Dataset rows for apps and sites
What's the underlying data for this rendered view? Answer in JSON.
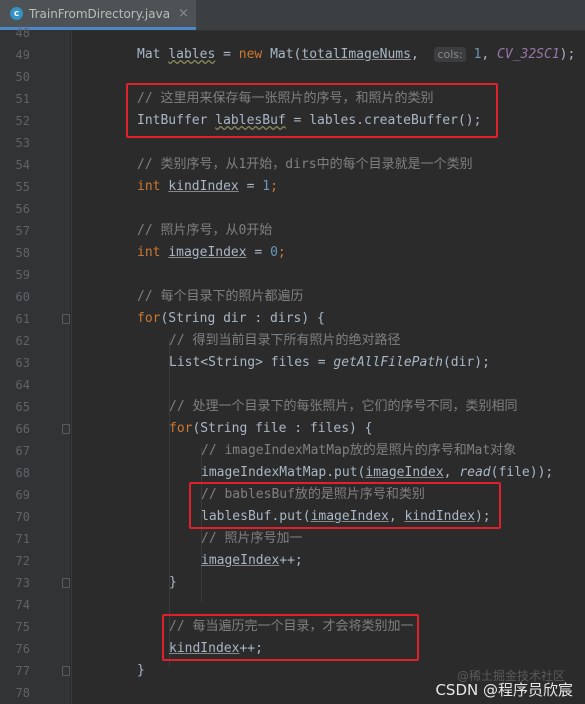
{
  "tab": {
    "icon": "c",
    "label": "TrainFromDirectory.java",
    "close": "×"
  },
  "line_numbers": [
    "48",
    "49",
    "50",
    "51",
    "52",
    "53",
    "54",
    "55",
    "56",
    "57",
    "58",
    "59",
    "60",
    "61",
    "62",
    "63",
    "64",
    "65",
    "66",
    "67",
    "68",
    "69",
    "70",
    "71",
    "72",
    "73",
    "74",
    "75",
    "76",
    "77",
    "78"
  ],
  "code": {
    "l49": {
      "a": "Mat ",
      "b": "lables",
      "c": " = ",
      "d": "new",
      "e": " Mat(",
      "f": "totalImageNums",
      "g": ",  ",
      "hint": "cols:",
      "h": " ",
      "i": "1",
      "j": ", ",
      "k": "CV_32SC1",
      "l": ");"
    },
    "l51": "// 这里用来保存每一张照片的序号，和照片的类别",
    "l52": {
      "a": "IntBuffer ",
      "b": "lablesBuf",
      "c": " = lables.createBuffer();"
    },
    "l54": "// 类别序号，从1开始，dirs中的每个目录就是一个类别",
    "l55": {
      "a": "int",
      "b": " ",
      "c": "kindIndex",
      "d": " = ",
      "e": "1",
      "f": ";"
    },
    "l57": "// 照片序号，从0开始",
    "l58": {
      "a": "int",
      "b": " ",
      "c": "imageIndex",
      "d": " = ",
      "e": "0",
      "f": ";"
    },
    "l60": "// 每个目录下的照片都遍历",
    "l61": {
      "a": "for",
      "b": "(String dir : dirs) {"
    },
    "l62": "// 得到当前目录下所有照片的绝对路径",
    "l63": {
      "a": "List<String> files = ",
      "b": "getAllFilePath",
      "c": "(dir);"
    },
    "l65": "// 处理一个目录下的每张照片，它们的序号不同，类别相同",
    "l66": {
      "a": "for",
      "b": "(String file : files) {"
    },
    "l67": "// imageIndexMatMap放的是照片的序号和Mat对象",
    "l68": {
      "a": "imageIndexMatMap.put(",
      "b": "imageIndex",
      "c": ", ",
      "d": "read",
      "e": "(file));"
    },
    "l69": "// bablesBuf放的是照片序号和类别",
    "l70": {
      "a": "lablesBuf.put(",
      "b": "imageIndex",
      "c": ", ",
      "d": "kindIndex",
      "e": ");"
    },
    "l71": "// 照片序号加一",
    "l72": {
      "a": "imageIndex",
      "b": "++;"
    },
    "l73": "}",
    "l75": "// 每当遍历完一个目录，才会将类别加一",
    "l76": {
      "a": "kindIndex",
      "b": "++;"
    },
    "l77": "}"
  },
  "watermark": {
    "text": "CSDN @程序员欣宸",
    "ghost": "@稀土掘金技术社区"
  },
  "colors": {
    "highlight_box": "#e0202a",
    "keyword": "#cc7832",
    "comment": "#808080",
    "number": "#6897bb",
    "constant": "#9876aa"
  }
}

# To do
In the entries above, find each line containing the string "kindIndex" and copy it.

# Worked solution
      "c": "kindIndex",
      "d": "kindIndex",
      "a": "kindIndex",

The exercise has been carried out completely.